A Passover to enlightenment

Passover starts in a few weeks (the evening of April 2), and I recently got a new haggadah in the mail. Not just any haggadah. But the Haggadah for Jews & Buddhists.

What is an haggadah for Jews and Buddhists, you ask?

According to the publisher — the “Modern Haggadah Distribution Co.”:http://modernhaggadah.com/haggadahs.html — it is a “discussion provoking retelling of the Passover ritual, linking its meaning with Buddhist concepts.”

In other words…

The seder plate includes bitter greens, which “are eaten at spring festivals in many traditions. The sharpness of the taste awakens the senses and makes us feel at one with nature’s revival.”

A blessing of the candles includes “As we light the candles, let us make an attempt to reach the Light within ourselves.”

And the answer to the question “Why on this night do we eat bitter herbs?” becomes:

“We eat bitter herbs to remind us of the bitter experience of enslavement, of our ancestors enslaved in Egypt, of oppressed people all over the world. We could become bitter. Instead, by transforming our anger, we can reclaim our experience and reshape the world.”

Gary Stern

Gary Stern covered education in the Lower Hudson Valley for several years during the early 1990s. Now's he back on the beat. He believes that schools are one of the main reasons that people live around here and that educational issues -- from curriculum to financing -- are among the most challenging things that journalists can write about. He continues to be amazed by the complexity of educational jargon.
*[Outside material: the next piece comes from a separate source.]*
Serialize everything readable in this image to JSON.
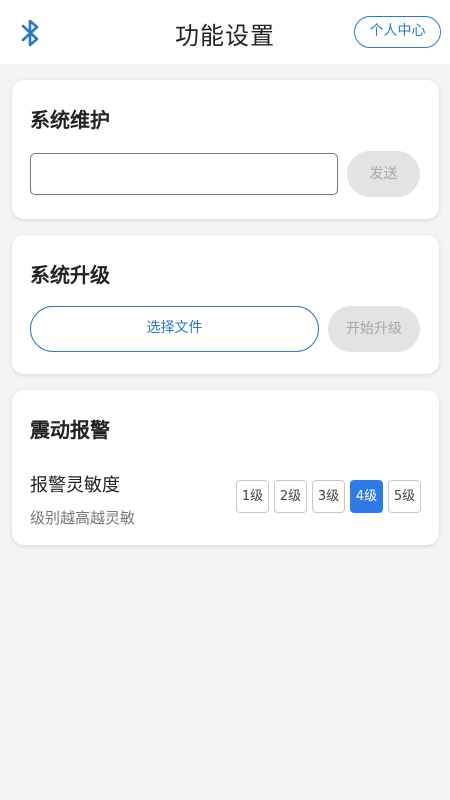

Gary got his B.A. at SUNY Buffalo and his M.A. from the University of Missouri Journalism School (where his master's thesis was about the best ways to cover education). He lives in White Plains with his wife and two sons, who attend public schools.